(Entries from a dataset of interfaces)
"""
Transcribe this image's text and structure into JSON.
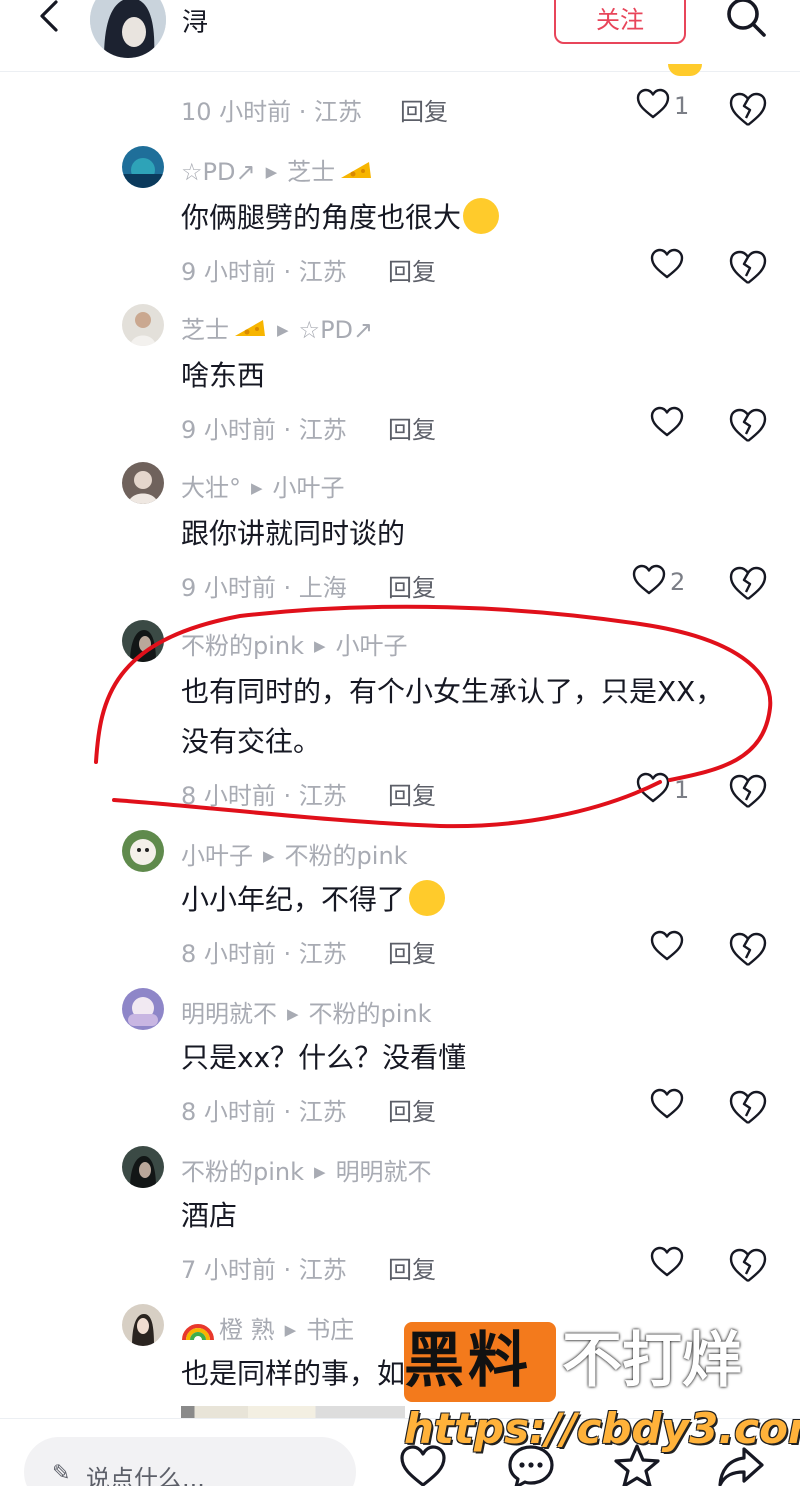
{
  "header": {
    "author_name": "浔",
    "follow_label": "关注"
  },
  "comments": [
    {
      "meta": "10 小时前 · 江苏",
      "reply": "回复",
      "likes": "1"
    },
    {
      "user": "☆PD↗",
      "to": "芝士",
      "text": "你俩腿劈的角度也很大",
      "meta": "9 小时前 · 江苏",
      "reply": "回复",
      "likes": ""
    },
    {
      "user": "芝士",
      "to": "☆PD↗",
      "text": "啥东西",
      "meta": "9 小时前 · 江苏",
      "reply": "回复",
      "likes": ""
    },
    {
      "user": "大壮°",
      "to": "小叶子",
      "text": "跟你讲就同时谈的",
      "meta": "9 小时前 · 上海",
      "reply": "回复",
      "likes": "2"
    },
    {
      "user": "不粉的pink",
      "to": "小叶子",
      "text_line1": "也有同时的，有个小女生承认了，只是XX，",
      "text_line2": "没有交往。",
      "meta": "8 小时前 · 江苏",
      "reply": "回复",
      "likes": "1"
    },
    {
      "user": "小叶子",
      "to": "不粉的pink",
      "text": "小小年纪，不得了",
      "meta": "8 小时前 · 江苏",
      "reply": "回复",
      "likes": ""
    },
    {
      "user": "明明就不",
      "to": "不粉的pink",
      "text": "只是xx？什么？没看懂",
      "meta": "8 小时前 · 江苏",
      "reply": "回复",
      "likes": ""
    },
    {
      "user": "不粉的pink",
      "to": "明明就不",
      "text": "酒店",
      "meta": "7 小时前 · 江苏",
      "reply": "回复",
      "likes": ""
    },
    {
      "user": "橙  熟",
      "to": "书庄",
      "text": "也是同样的事，如"
    }
  ],
  "bottom": {
    "input_placeholder": "说点什么..."
  },
  "watermark": {
    "black_text": "黑料",
    "white_text": "不打烊",
    "url": "https://cbdy3.com"
  },
  "colors": {
    "accent": "#e8455a",
    "secondary_text": "#a8abb3",
    "annotation_circle": "#e0101a",
    "watermark_orange": "#f37a1c"
  }
}
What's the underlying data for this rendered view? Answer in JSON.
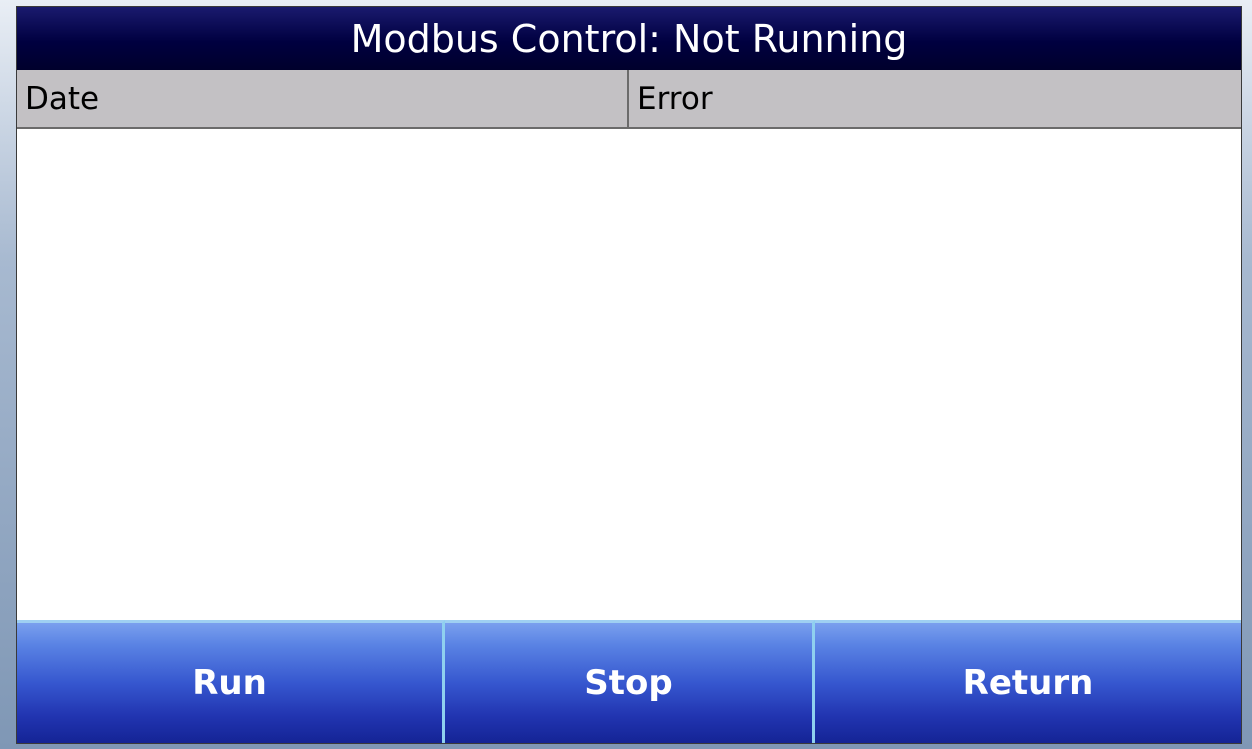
{
  "title": "Modbus Control: Not Running",
  "table": {
    "columns": [
      "Date",
      "Error"
    ],
    "rows": []
  },
  "buttons": {
    "run": "Run",
    "stop": "Stop",
    "return": "Return"
  },
  "colors": {
    "title_bar": "#000040",
    "header_bg": "#c3c1c4",
    "button_blue": "#3657cf",
    "button_divider": "#8fd0ef"
  }
}
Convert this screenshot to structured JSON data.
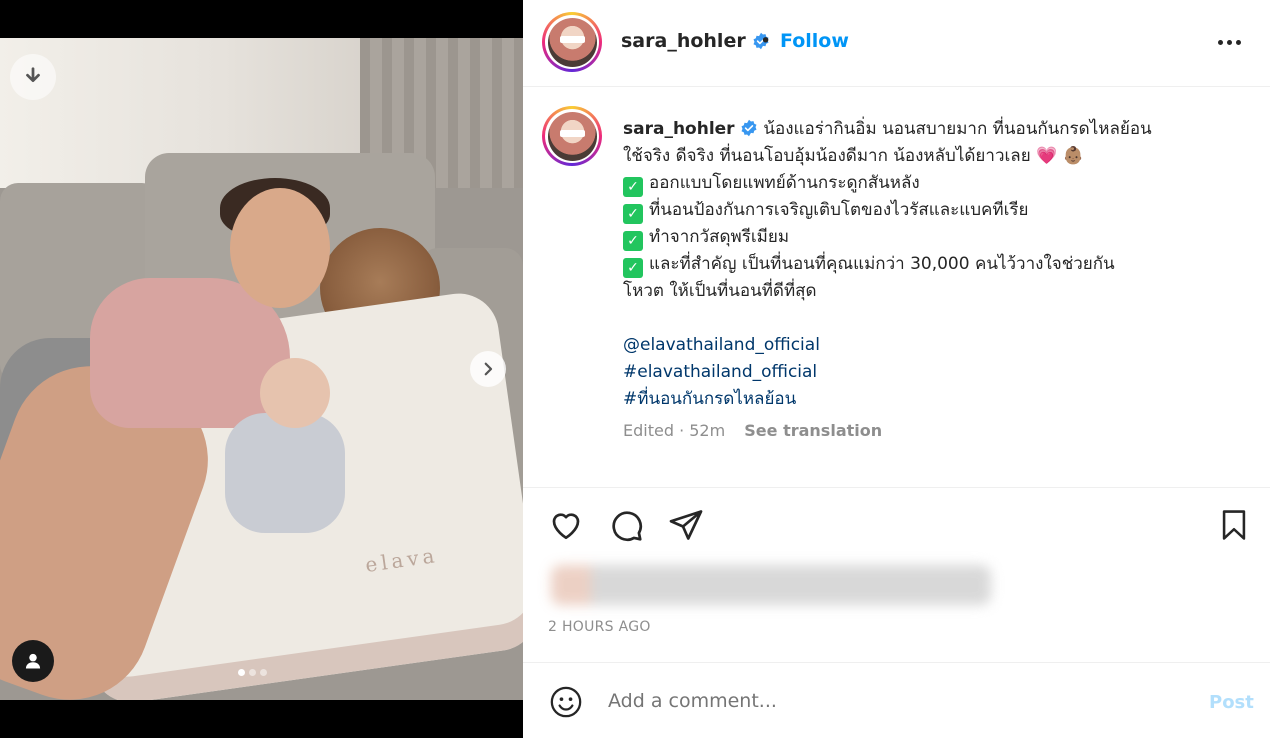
{
  "post": {
    "username": "sara_hohler",
    "follow_label": "Follow",
    "separator": "•",
    "verified": true,
    "caption_lines": [
      "น้องแอร่ากินอิ่ม นอนสบายมาก ที่นอนกันกรดไหลย้อน",
      "ใช้จริง ดีจริง ที่นอนโอบอุ้มน้องดีมาก น้องหลับได้ยาวเลย 💗 👶🏽",
      "ออกแบบโดยแพทย์ด้านกระดูกสันหลัง",
      "ที่นอนป้องกันการเจริญเติบโตของไวรัสและแบคทีเรีย",
      "ทำจากวัสดุพรีเมียม",
      "และที่สำคัญ เป็นที่นอนที่คุณแม่กว่า 30,000 คนไว้วางใจช่วยกัน",
      "โหวต ให้เป็นที่นอนที่ดีที่สุด"
    ],
    "mention": "@elavathailand_official",
    "hashtag1": "#elavathailand_official",
    "hashtag2": "#ที่นอนกันกรดไหลย้อน",
    "edited_meta": "Edited · 52m",
    "see_translation": "See translation",
    "timestamp": "2 HOURS AGO",
    "comment_placeholder": "Add a comment...",
    "post_label": "Post",
    "media_brand_text": "elava",
    "carousel": {
      "count": 3,
      "active": 0
    },
    "colors": {
      "follow": "#0095f6",
      "link": "#00376b",
      "post_disabled": "#b2dffc",
      "check": "#22c55e"
    }
  },
  "icons": {
    "download": "download-icon",
    "next": "chevron-right-icon",
    "user": "user-icon",
    "more": "more-horizontal-icon",
    "like": "heart-icon",
    "comment": "comment-icon",
    "share": "send-icon",
    "save": "bookmark-icon",
    "emoji": "emoji-icon",
    "verified": "verified-badge-icon"
  }
}
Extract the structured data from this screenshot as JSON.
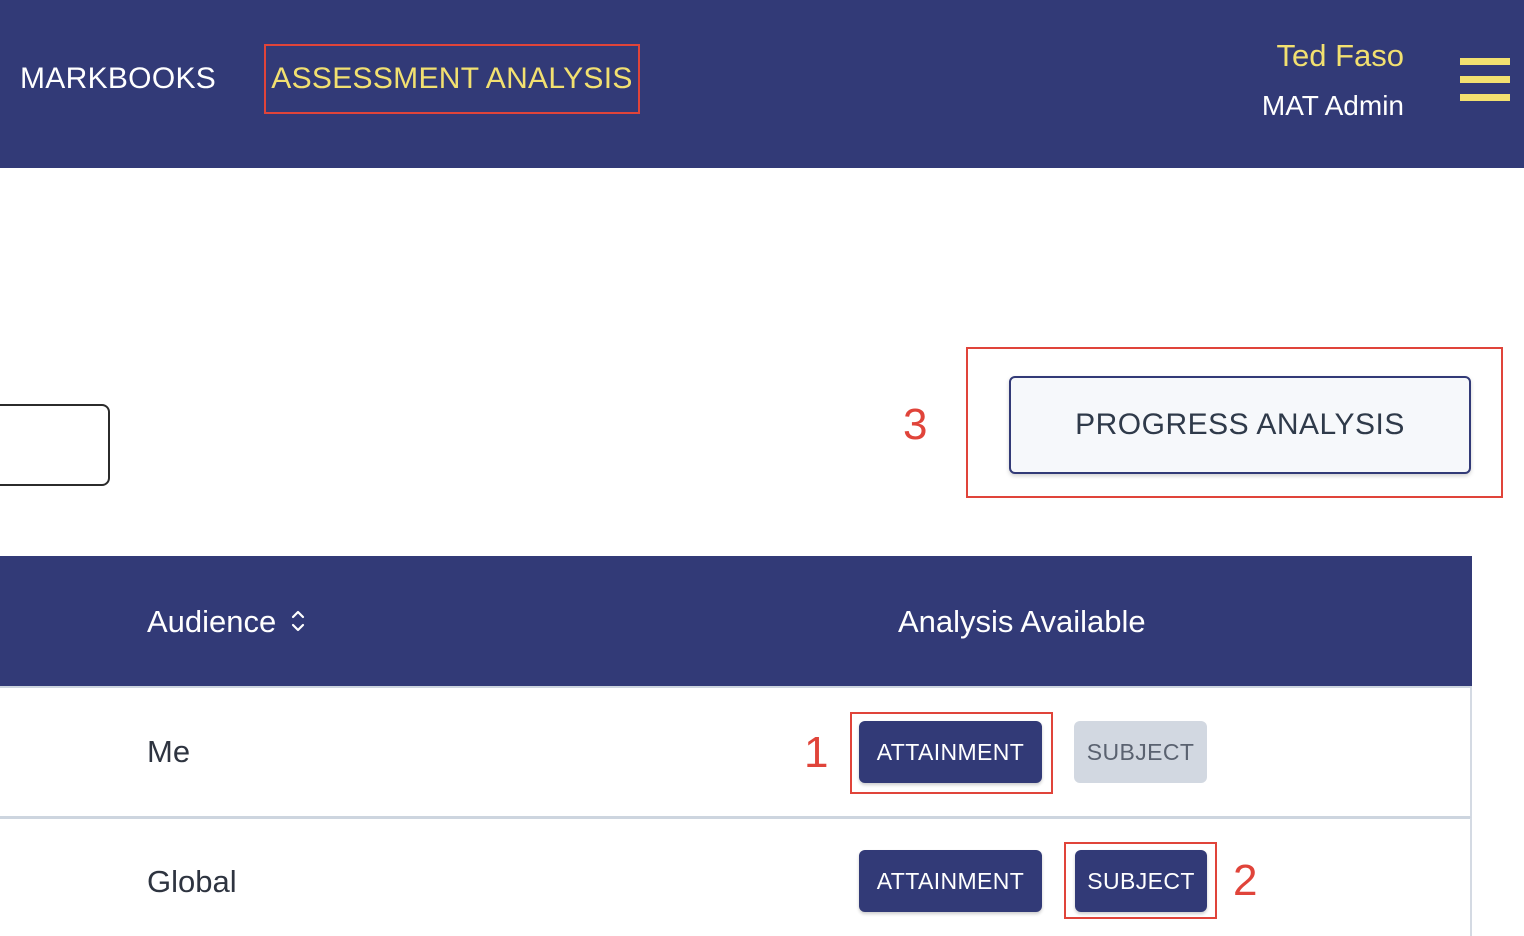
{
  "header": {
    "nav": {
      "markbooks": "MARKBOOKS",
      "assessment_analysis": "ASSESSMENT ANALYSIS"
    },
    "user": {
      "name": "Ted Faso",
      "role": "MAT Admin"
    },
    "menu_icon": "hamburger-menu-icon"
  },
  "controls": {
    "progress_analysis_label": "PROGRESS ANALYSIS"
  },
  "annotations": {
    "one": "1",
    "two": "2",
    "three": "3",
    "color": "#e0443a"
  },
  "table": {
    "headers": {
      "audience": "Audience",
      "analysis": "Analysis Available"
    },
    "rows": [
      {
        "audience": "Me",
        "attainment": "ATTAINMENT",
        "subject": "SUBJECT",
        "subject_state": "disabled"
      },
      {
        "audience": "Global",
        "attainment": "ATTAINMENT",
        "subject": "SUBJECT",
        "subject_state": "enabled"
      }
    ]
  },
  "colors": {
    "brand_navy": "#323a77",
    "accent_yellow": "#f2e070",
    "disabled_gray": "#d2d8e1"
  }
}
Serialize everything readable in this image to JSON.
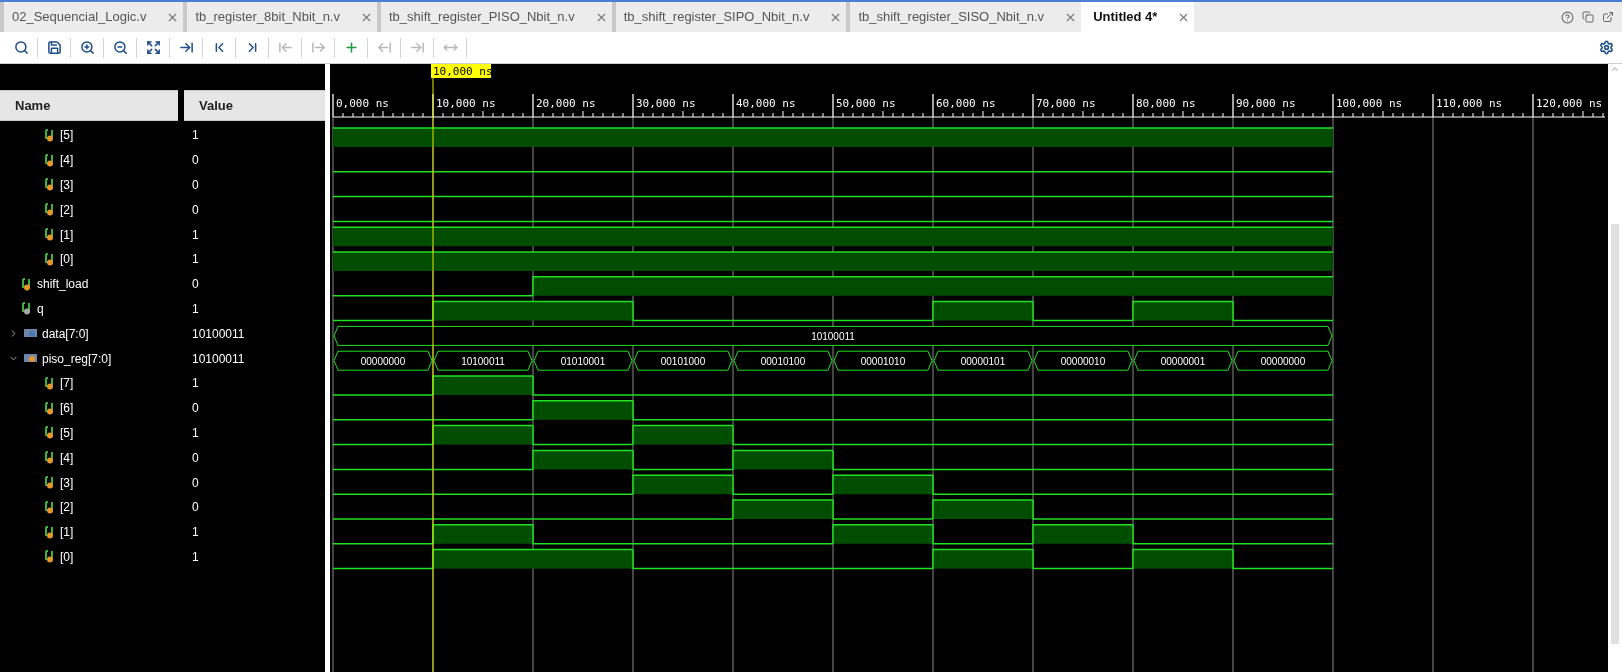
{
  "tabs": [
    {
      "label": "02_Sequencial_Logic.v",
      "selected": false
    },
    {
      "label": "tb_register_8bit_Nbit_n.v",
      "selected": false
    },
    {
      "label": "tb_shift_register_PISO_Nbit_n.v",
      "selected": false
    },
    {
      "label": "tb_shift_register_SIPO_Nbit_n.v",
      "selected": false
    },
    {
      "label": "tb_shift_register_SISO_Nbit_n.v",
      "selected": false
    },
    {
      "label": "Untitled 4*",
      "selected": true
    }
  ],
  "toolbar": [
    {
      "kind": "search",
      "disabled": false
    },
    {
      "kind": "save",
      "disabled": false
    },
    {
      "kind": "zoom_in",
      "disabled": false
    },
    {
      "kind": "zoom_out",
      "disabled": false
    },
    {
      "kind": "fit",
      "disabled": false
    },
    {
      "kind": "to_cursor",
      "disabled": false
    },
    {
      "kind": "first",
      "disabled": false
    },
    {
      "kind": "last",
      "disabled": false
    },
    {
      "kind": "prev_edge",
      "disabled": true
    },
    {
      "kind": "next_edge",
      "disabled": true
    },
    {
      "kind": "add_marker",
      "disabled": false
    },
    {
      "kind": "prev_marker",
      "disabled": true
    },
    {
      "kind": "next_marker",
      "disabled": true
    },
    {
      "kind": "swap",
      "disabled": true
    }
  ],
  "columns": {
    "name": "Name",
    "value": "Value"
  },
  "ruler": {
    "cursor": "10,000 ns",
    "labels": [
      "0,000 ns",
      "10,000 ns",
      "20,000 ns",
      "30,000 ns",
      "40,000 ns",
      "50,000 ns",
      "60,000 ns",
      "70,000 ns",
      "80,000 ns",
      "90,000 ns",
      "100,000 ns",
      "110,000 ns",
      "120,000 ns"
    ]
  },
  "upper_children": [
    {
      "kind": "bit",
      "name": "[5]",
      "value": "1",
      "color": "#e8962a",
      "high": [
        true,
        true,
        true,
        true,
        true,
        true,
        true,
        true,
        true,
        true
      ]
    },
    {
      "kind": "bit",
      "name": "[4]",
      "value": "0",
      "color": "#e8962a",
      "high": [
        false,
        false,
        false,
        false,
        false,
        false,
        false,
        false,
        false,
        false
      ]
    },
    {
      "kind": "bit",
      "name": "[3]",
      "value": "0",
      "color": "#e8962a",
      "high": [
        false,
        false,
        false,
        false,
        false,
        false,
        false,
        false,
        false,
        false
      ]
    },
    {
      "kind": "bit",
      "name": "[2]",
      "value": "0",
      "color": "#e8962a",
      "high": [
        false,
        false,
        false,
        false,
        false,
        false,
        false,
        false,
        false,
        false
      ]
    },
    {
      "kind": "bit",
      "name": "[1]",
      "value": "1",
      "color": "#e8962a",
      "high": [
        true,
        true,
        true,
        true,
        true,
        true,
        true,
        true,
        true,
        true
      ]
    },
    {
      "kind": "bit",
      "name": "[0]",
      "value": "1",
      "color": "#e8962a",
      "high": [
        true,
        true,
        true,
        true,
        true,
        true,
        true,
        true,
        true,
        true
      ]
    }
  ],
  "signals": [
    {
      "kind": "bit",
      "name": "shift_load",
      "value": "0",
      "color": "#e8962a",
      "high": [
        false,
        false,
        true,
        true,
        true,
        true,
        true,
        true,
        true,
        true
      ]
    },
    {
      "kind": "bit",
      "name": "q",
      "value": "1",
      "color": "#a8a8a8",
      "high": [
        false,
        true,
        true,
        false,
        false,
        false,
        true,
        false,
        true,
        false
      ]
    },
    {
      "kind": "bus",
      "name": "data[7:0]",
      "value": "10100011",
      "color": "#4a78b8",
      "expanded": false,
      "segments": [
        "10100011"
      ]
    },
    {
      "kind": "bus",
      "name": "piso_reg[7:0]",
      "value": "10100011",
      "color": "#e8962a",
      "expanded": true,
      "segments": [
        "00000000",
        "10100011",
        "01010001",
        "00101000",
        "00010100",
        "00001010",
        "00000101",
        "00000010",
        "00000001",
        "00000000"
      ],
      "children": [
        {
          "kind": "bit",
          "name": "[7]",
          "value": "1",
          "color": "#e8962a",
          "high": [
            false,
            true,
            false,
            false,
            false,
            false,
            false,
            false,
            false,
            false
          ]
        },
        {
          "kind": "bit",
          "name": "[6]",
          "value": "0",
          "color": "#e8962a",
          "high": [
            false,
            false,
            true,
            false,
            false,
            false,
            false,
            false,
            false,
            false
          ]
        },
        {
          "kind": "bit",
          "name": "[5]",
          "value": "1",
          "color": "#e8962a",
          "high": [
            false,
            true,
            false,
            true,
            false,
            false,
            false,
            false,
            false,
            false
          ]
        },
        {
          "kind": "bit",
          "name": "[4]",
          "value": "0",
          "color": "#e8962a",
          "high": [
            false,
            false,
            true,
            false,
            true,
            false,
            false,
            false,
            false,
            false
          ]
        },
        {
          "kind": "bit",
          "name": "[3]",
          "value": "0",
          "color": "#e8962a",
          "high": [
            false,
            false,
            false,
            true,
            false,
            true,
            false,
            false,
            false,
            false
          ]
        },
        {
          "kind": "bit",
          "name": "[2]",
          "value": "0",
          "color": "#e8962a",
          "high": [
            false,
            false,
            false,
            false,
            true,
            false,
            true,
            false,
            false,
            false
          ]
        },
        {
          "kind": "bit",
          "name": "[1]",
          "value": "1",
          "color": "#e8962a",
          "high": [
            false,
            true,
            false,
            false,
            false,
            true,
            false,
            true,
            false,
            false
          ]
        },
        {
          "kind": "bit",
          "name": "[0]",
          "value": "1",
          "color": "#e8962a",
          "high": [
            false,
            true,
            true,
            false,
            false,
            false,
            true,
            false,
            true,
            false
          ]
        }
      ]
    }
  ]
}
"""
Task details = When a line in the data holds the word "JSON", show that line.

Response to this task =
Transcribe this image's text and structure into JSON.
What's the underlying data for this rendered view? Answer in JSON.
Convert this screenshot to structured JSON data.
Extract the structured data from this screenshot as JSON.
Serialize everything readable in this image to JSON.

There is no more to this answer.